### Task goal
Return every record below exactly as written, but leave out the pictures.

### Source data
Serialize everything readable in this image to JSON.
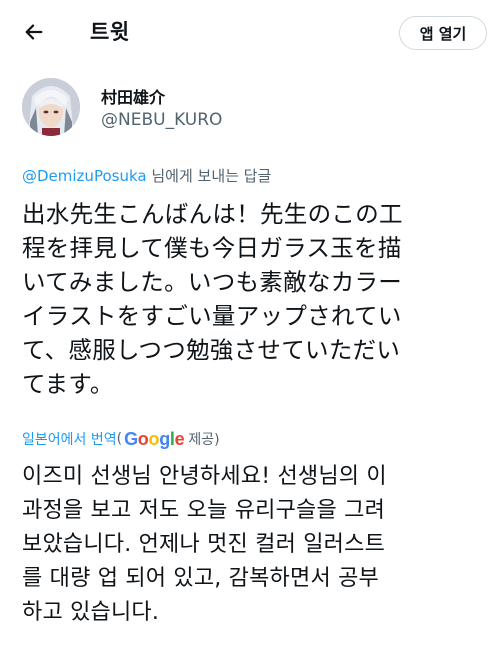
{
  "header": {
    "title": "트윗",
    "open_app_label": "앱 열기"
  },
  "tweet": {
    "display_name": "村田雄介",
    "handle": "@NEBU_KURO",
    "reply_to_mention": "@DemizuPosuka",
    "reply_suffix": " 님에게 보내는 답글",
    "text": "出水先生こんばんは！先生のこの工\n程を拝見して僕も今日ガラス玉を描\nいてみました。いつも素敵なカラー\nイラストをすごい量アップされてい\nて、感服しつつ勉強させていただい\nてます。"
  },
  "translation": {
    "label": "일본어에서 번역",
    "paren_open": "(",
    "provider": "Google",
    "suffix": " 제공)",
    "text": "이즈미 선생님 안녕하세요! 선생님의 이\n과정을 보고 저도 오늘 유리구슬을 그려\n보았습니다. 언제나 멋진 컬러 일러스트\n를 대량 업 되어 있고, 감복하면서 공부\n하고 있습니다."
  },
  "colors": {
    "link": "#1d9bf0",
    "secondary_text": "#536471",
    "google_blue": "#4285F4",
    "google_red": "#EA4335",
    "google_yellow": "#FBBC05",
    "google_green": "#34A853"
  }
}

### Exercise result
Serialize everything readable in this image to JSON.
{
  "header": {
    "title": "트윗",
    "open_app_label": "앱 열기"
  },
  "tweet": {
    "display_name": "村田雄介",
    "handle": "@NEBU_KURO",
    "reply_to_mention": "@DemizuPosuka",
    "reply_suffix": " 님에게 보내는 답글",
    "text": "出水先生こんばんは！先生のこの工\n程を拝見して僕も今日ガラス玉を描\nいてみました。いつも素敵なカラー\nイラストをすごい量アップされてい\nて、感服しつつ勉強させていただい\nてます。"
  },
  "translation": {
    "label": "일본어에서 번역",
    "paren_open": "(",
    "provider": "Google",
    "suffix": " 제공)",
    "text": "이즈미 선생님 안녕하세요! 선생님의 이\n과정을 보고 저도 오늘 유리구슬을 그려\n보았습니다. 언제나 멋진 컬러 일러스트\n를 대량 업 되어 있고, 감복하면서 공부\n하고 있습니다."
  },
  "colors": {
    "link": "#1d9bf0",
    "secondary_text": "#536471",
    "google_blue": "#4285F4",
    "google_red": "#EA4335",
    "google_yellow": "#FBBC05",
    "google_green": "#34A853"
  }
}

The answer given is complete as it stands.